Cut Down on Refined Carbohydrates

 Avoiding eating excessive amounts of refined carbs is one of the most common answers you can get to your question on how to stop water retention. When we eat carbohydrates, this energy is not used immediately but is stored as glycogen in the liver and muscles. However, glycogen also pulls water, and each gram stores 3 to 4 grams of water. 

Carbs also lead to spikes in blood sugar and insulin levels. The kidneys reabsorb more sodium when your insulin levels are high, causing your body to retain more fluid. If you have a problem with excess water, reducing your carb intake will quickly deplete your glycogen stores, thereby lowering your water weight. It is advisable to consume fewer carbs and switch to high-protein food, such as eggs, soy products, and meat.

Keep Track of Your Water Percentage

To help you keep track of your body's water percentage, consider using the EROS Smart Scale. This innovative scale measures your body composition, including water weight, and syncs with an app to provide you with personalized insights and recommendations. With the EROS Smart Scale, you can easily monitor your water retention and take action to improve your overall health and well-being.

EROS Smart Scale

EROS Smart Scale

Bottom Line 

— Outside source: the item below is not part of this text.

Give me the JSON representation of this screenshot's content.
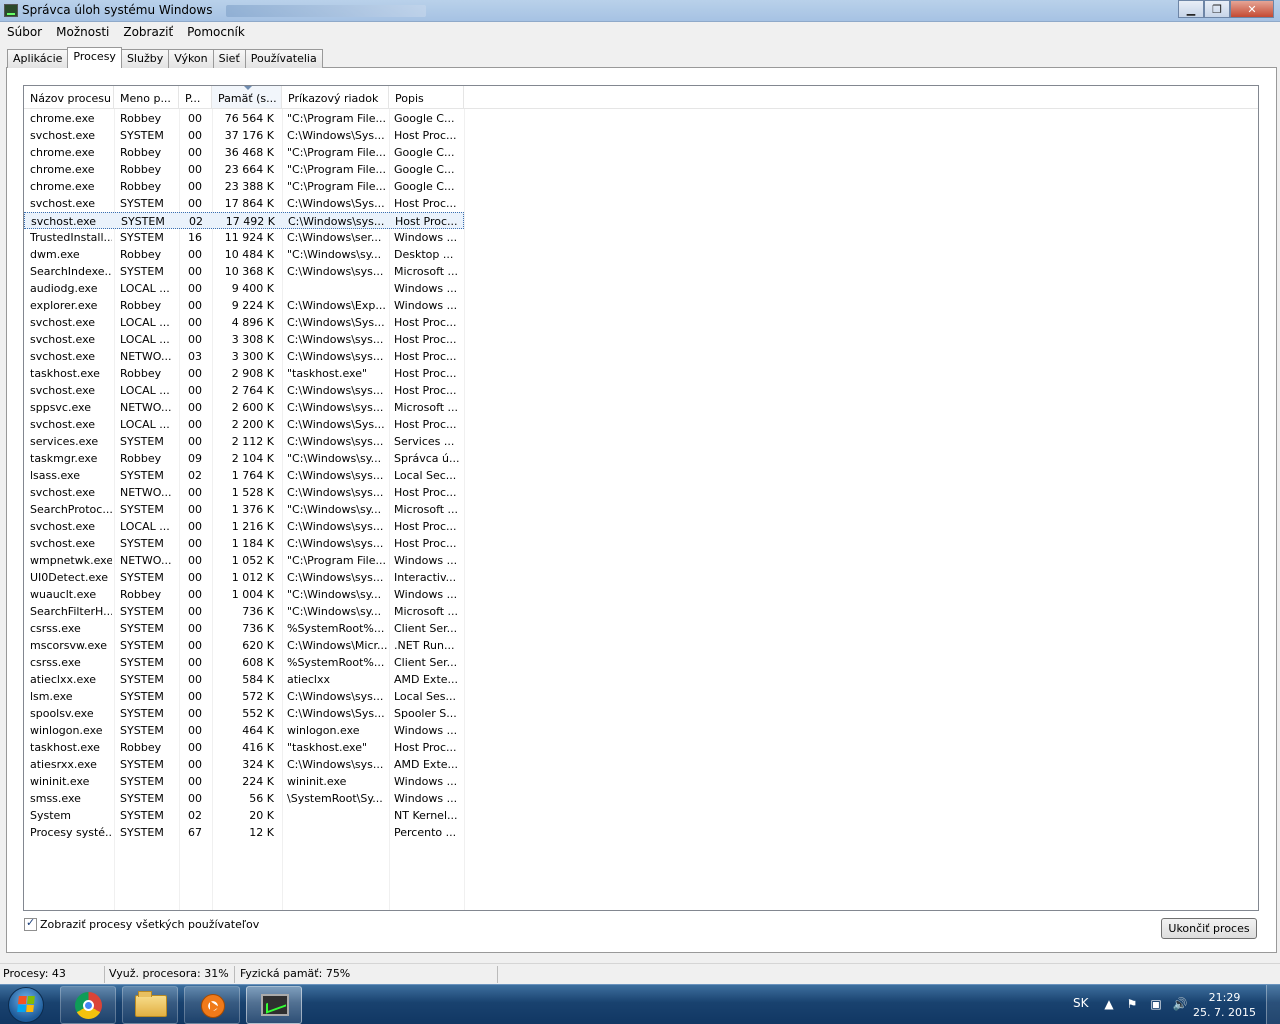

Water retention is usually not a cause for concern, though it can be uncomfortable, especially if it is frequent. You can get rid of or alleviate this problem by reducing your salt intake, exercising regularly, keeping yourself hydrated, and lowering your processed food intake. However, if this issue persists, it is best to seek medical attention, as it may be a symptom of a serious condition, such as hormonal changes, heart failure, or kidney disease.